- _WORK REQUEST_:
Go over the data and copy out each line with "Help" in it.

- _INPUT RECORDS_:
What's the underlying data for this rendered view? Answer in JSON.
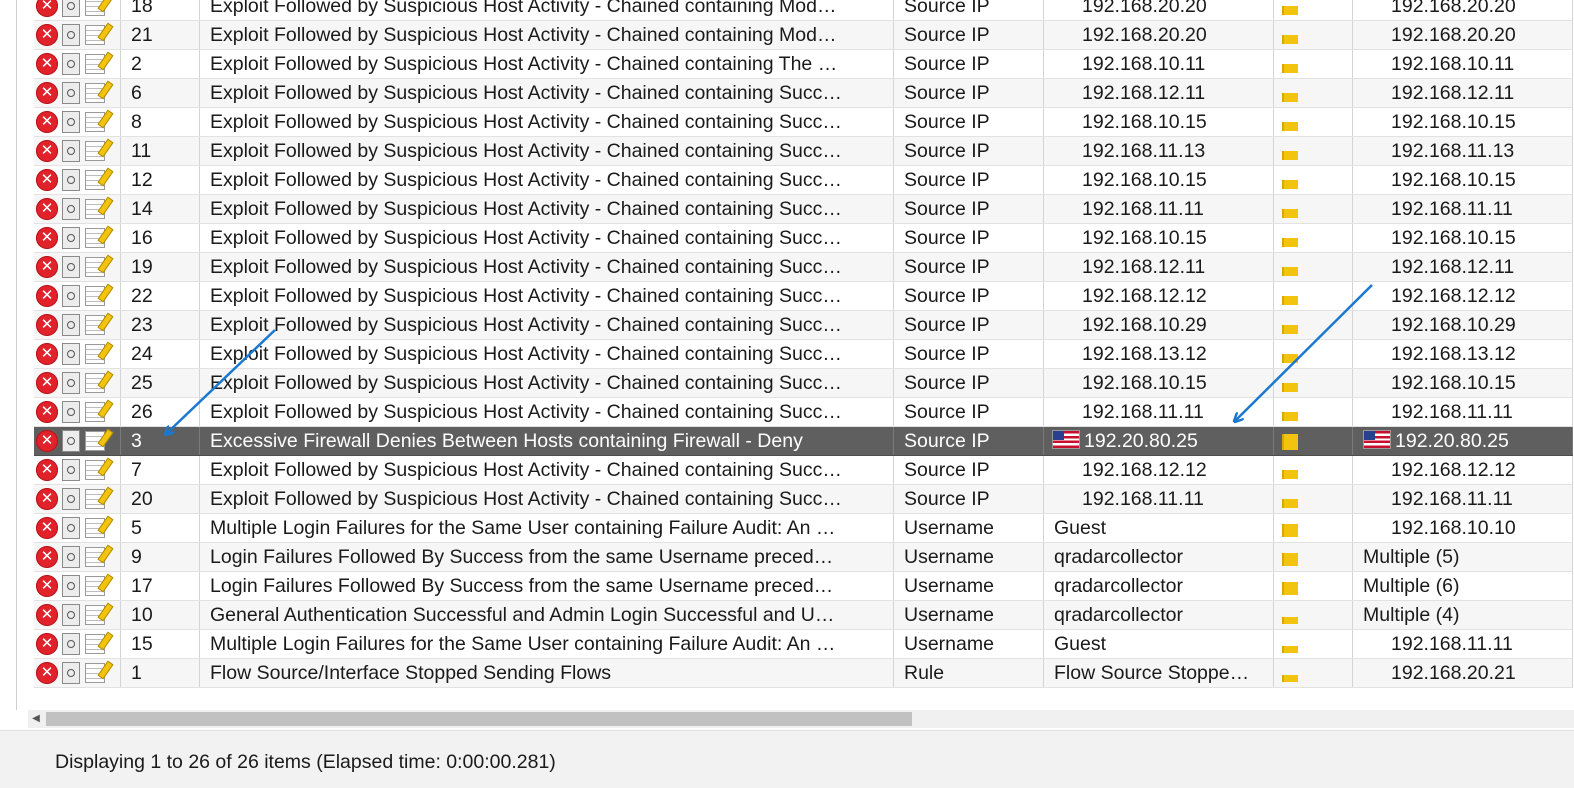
{
  "offenses": [
    {
      "id": "18",
      "description": "Exploit Followed by Suspicious Host Activity - Chained containing Mod…",
      "offense_type": "Source IP",
      "offense_source": "192.168.20.20",
      "magnitude": 0.5,
      "source_ip": "192.168.20.20"
    },
    {
      "id": "21",
      "description": "Exploit Followed by Suspicious Host Activity - Chained containing Mod…",
      "offense_type": "Source IP",
      "offense_source": "192.168.20.20",
      "magnitude": 0.5,
      "source_ip": "192.168.20.20"
    },
    {
      "id": "2",
      "description": "Exploit Followed by Suspicious Host Activity - Chained containing The …",
      "offense_type": "Source IP",
      "offense_source": "192.168.10.11",
      "magnitude": 0.5,
      "source_ip": "192.168.10.11"
    },
    {
      "id": "6",
      "description": "Exploit Followed by Suspicious Host Activity - Chained containing Succ…",
      "offense_type": "Source IP",
      "offense_source": "192.168.12.11",
      "magnitude": 0.5,
      "source_ip": "192.168.12.11"
    },
    {
      "id": "8",
      "description": "Exploit Followed by Suspicious Host Activity - Chained containing Succ…",
      "offense_type": "Source IP",
      "offense_source": "192.168.10.15",
      "magnitude": 0.5,
      "source_ip": "192.168.10.15"
    },
    {
      "id": "11",
      "description": "Exploit Followed by Suspicious Host Activity - Chained containing Succ…",
      "offense_type": "Source IP",
      "offense_source": "192.168.11.13",
      "magnitude": 0.5,
      "source_ip": "192.168.11.13"
    },
    {
      "id": "12",
      "description": "Exploit Followed by Suspicious Host Activity - Chained containing Succ…",
      "offense_type": "Source IP",
      "offense_source": "192.168.10.15",
      "magnitude": 0.5,
      "source_ip": "192.168.10.15"
    },
    {
      "id": "14",
      "description": "Exploit Followed by Suspicious Host Activity - Chained containing Succ…",
      "offense_type": "Source IP",
      "offense_source": "192.168.11.11",
      "magnitude": 0.5,
      "source_ip": "192.168.11.11"
    },
    {
      "id": "16",
      "description": "Exploit Followed by Suspicious Host Activity - Chained containing Succ…",
      "offense_type": "Source IP",
      "offense_source": "192.168.10.15",
      "magnitude": 0.5,
      "source_ip": "192.168.10.15"
    },
    {
      "id": "19",
      "description": "Exploit Followed by Suspicious Host Activity - Chained containing Succ…",
      "offense_type": "Source IP",
      "offense_source": "192.168.12.11",
      "magnitude": 0.5,
      "source_ip": "192.168.12.11"
    },
    {
      "id": "22",
      "description": "Exploit Followed by Suspicious Host Activity - Chained containing Succ…",
      "offense_type": "Source IP",
      "offense_source": "192.168.12.12",
      "magnitude": 0.5,
      "source_ip": "192.168.12.12"
    },
    {
      "id": "23",
      "description": "Exploit Followed by Suspicious Host Activity - Chained containing Succ…",
      "offense_type": "Source IP",
      "offense_source": "192.168.10.29",
      "magnitude": 0.5,
      "source_ip": "192.168.10.29"
    },
    {
      "id": "24",
      "description": "Exploit Followed by Suspicious Host Activity - Chained containing Succ…",
      "offense_type": "Source IP",
      "offense_source": "192.168.13.12",
      "magnitude": 0.5,
      "source_ip": "192.168.13.12"
    },
    {
      "id": "25",
      "description": "Exploit Followed by Suspicious Host Activity - Chained containing Succ…",
      "offense_type": "Source IP",
      "offense_source": "192.168.10.15",
      "magnitude": 0.5,
      "source_ip": "192.168.10.15"
    },
    {
      "id": "26",
      "description": "Exploit Followed by Suspicious Host Activity - Chained containing Succ…",
      "offense_type": "Source IP",
      "offense_source": "192.168.11.11",
      "magnitude": 0.5,
      "source_ip": "192.168.11.11"
    },
    {
      "id": "3",
      "description": "Excessive Firewall Denies Between Hosts containing Firewall - Deny",
      "offense_type": "Source IP",
      "offense_source": "192.20.80.25",
      "magnitude": 0.9,
      "source_ip": "192.20.80.25",
      "selected": true,
      "flag": "us-flag"
    },
    {
      "id": "7",
      "description": "Exploit Followed by Suspicious Host Activity - Chained containing Succ…",
      "offense_type": "Source IP",
      "offense_source": "192.168.12.12",
      "magnitude": 0.5,
      "source_ip": "192.168.12.12"
    },
    {
      "id": "20",
      "description": "Exploit Followed by Suspicious Host Activity - Chained containing Succ…",
      "offense_type": "Source IP",
      "offense_source": "192.168.11.11",
      "magnitude": 0.5,
      "source_ip": "192.168.11.11"
    },
    {
      "id": "5",
      "description": "Multiple Login Failures for the Same User containing Failure Audit: An …",
      "offense_type": "Username",
      "offense_source": "Guest",
      "magnitude": 0.7,
      "source_ip": "192.168.10.10"
    },
    {
      "id": "9",
      "description": "Login Failures Followed By Success from the same Username preced…",
      "offense_type": "Username",
      "offense_source": "qradarcollector",
      "magnitude": 0.7,
      "source_ip": "Multiple (5)"
    },
    {
      "id": "17",
      "description": "Login Failures Followed By Success from the same Username preced…",
      "offense_type": "Username",
      "offense_source": "qradarcollector",
      "magnitude": 0.7,
      "source_ip": "Multiple (6)"
    },
    {
      "id": "10",
      "description": "General Authentication Successful and Admin Login Successful and U…",
      "offense_type": "Username",
      "offense_source": "qradarcollector",
      "magnitude": 0.4,
      "source_ip": "Multiple (4)"
    },
    {
      "id": "15",
      "description": "Multiple Login Failures for the Same User containing Failure Audit: An …",
      "offense_type": "Username",
      "offense_source": "Guest",
      "magnitude": 0.4,
      "source_ip": "192.168.11.11"
    },
    {
      "id": "1",
      "description": "Flow Source/Interface Stopped Sending Flows",
      "offense_type": "Rule",
      "offense_source": "Flow Source Stoppe…",
      "magnitude": 0.4,
      "source_ip": "192.168.20.21"
    }
  ],
  "icons": {
    "close": "close-offense-icon",
    "details": "offense-details-icon",
    "notes": "add-note-icon",
    "scroll_left": "scroll-left-arrow-icon"
  },
  "colors": {
    "selected_row": "#5f5f5f",
    "magnitude_bar": "#f2c40f",
    "close_icon": "#e1222a",
    "annotation_arrow": "#1a78d0"
  },
  "footer": {
    "status": "Displaying 1 to 26 of 26 items (Elapsed time: 0:00:00.281)"
  }
}
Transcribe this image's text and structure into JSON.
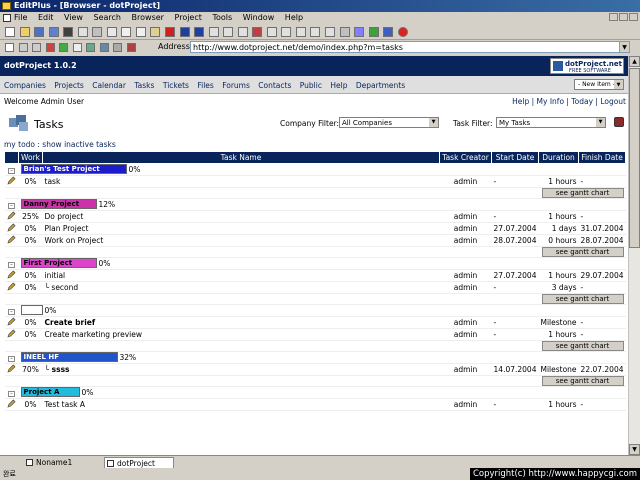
{
  "window": {
    "title": "EditPlus - [Browser - dotProject]"
  },
  "menu": [
    "File",
    "Edit",
    "View",
    "Search",
    "Browser",
    "Project",
    "Tools",
    "Window",
    "Help"
  ],
  "address": {
    "label": "Address",
    "url": "http://www.dotproject.net/demo/index.php?m=tasks"
  },
  "app": {
    "title": "dotProject 1.0.2",
    "logo_line1": "dotProject.net",
    "logo_line2": "FREE SOFTWARE",
    "new_item": "- New Item -"
  },
  "nav": [
    "Companies",
    "Projects",
    "Calendar",
    "Tasks",
    "Tickets",
    "Files",
    "Forums",
    "Contacts",
    "Public",
    "Help",
    "Departments"
  ],
  "welcome": "Welcome Admin User",
  "top_links": "Help | My Info | Today | Logout",
  "page": {
    "title": "Tasks",
    "company_filter_label": "Company Filter:",
    "company_filter_value": "All Companies",
    "task_filter_label": "Task Filter:",
    "task_filter_value": "My Tasks",
    "subnav": "my todo : show inactive tasks"
  },
  "table": {
    "headers": [
      "",
      "Work",
      "Task Name",
      "Task Creator",
      "Start Date",
      "Duration",
      "Finish Date"
    ],
    "gantt_label": "see gantt chart",
    "projects": [
      {
        "name": "Brian's Test Project",
        "color": "#1c1ccc",
        "text_color": "#ffffff",
        "pct": "0%",
        "bar_fraction": 0.12,
        "tasks": [
          {
            "work": "0%",
            "name": "task",
            "creator": "admin",
            "start": "-",
            "duration": "1 hours",
            "finish": "-"
          }
        ]
      },
      {
        "name": "Danny Project",
        "color": "#cc33aa",
        "text_color": "#000000",
        "pct": "12%",
        "bar_fraction": 0.12,
        "tasks": [
          {
            "work": "25%",
            "name": "Do project",
            "creator": "admin",
            "start": "-",
            "duration": "1 hours",
            "finish": "-"
          },
          {
            "work": "0%",
            "name": "Plan Project",
            "creator": "admin",
            "start": "27.07.2004",
            "duration": "1 days",
            "finish": "31.07.2004"
          },
          {
            "work": "0%",
            "name": "Work on Project",
            "creator": "admin",
            "start": "28.07.2004",
            "duration": "0 hours",
            "finish": "28.07.2004"
          }
        ]
      },
      {
        "name": "First Project",
        "color": "#dd44cc",
        "text_color": "#000000",
        "pct": "0%",
        "bar_fraction": 0.12,
        "tasks": [
          {
            "work": "0%",
            "name": "initial",
            "creator": "admin",
            "start": "27.07.2004",
            "duration": "1 hours",
            "finish": "29.07.2004"
          },
          {
            "work": "0%",
            "name": "second",
            "creator": "admin",
            "start": "-",
            "duration": "3 days",
            "finish": "-",
            "child": true
          }
        ]
      },
      {
        "name": "",
        "color": "#ffffff",
        "text_color": "#000000",
        "pct": "0%",
        "bar_fraction": 0.12,
        "tasks": [
          {
            "work": "0%",
            "name": "Create brief",
            "creator": "admin",
            "start": "-",
            "duration": "Milestone",
            "finish": "-",
            "bold": true
          },
          {
            "work": "0%",
            "name": "Create marketing preview",
            "creator": "admin",
            "start": "-",
            "duration": "1 hours",
            "finish": "-"
          }
        ]
      },
      {
        "name": "INEEL HF",
        "color": "#2255cc",
        "text_color": "#ffffff",
        "pct": "32%",
        "bar_fraction": 0.35,
        "tasks": [
          {
            "work": "70%",
            "name": "ssss",
            "creator": "admin",
            "start": "14.07.2004",
            "duration": "Milestone",
            "finish": "22.07.2004",
            "bold": true,
            "child": true
          }
        ]
      },
      {
        "name": "Project A",
        "color": "#22bbdd",
        "text_color": "#000000",
        "pct": "0%",
        "bar_fraction": 0.12,
        "tasks": [
          {
            "work": "0%",
            "name": "Test task A",
            "creator": "admin",
            "start": "-",
            "duration": "1 hours",
            "finish": "-"
          }
        ]
      }
    ]
  },
  "tabs": [
    "Noname1",
    "dotProject"
  ],
  "status_left": "완료",
  "copyright": "Copyright(c) http://www.happycgi.com"
}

- _REPLY_:
    "Help"
    "Help",
  "top_links": "Help | My Info | Today | Logout",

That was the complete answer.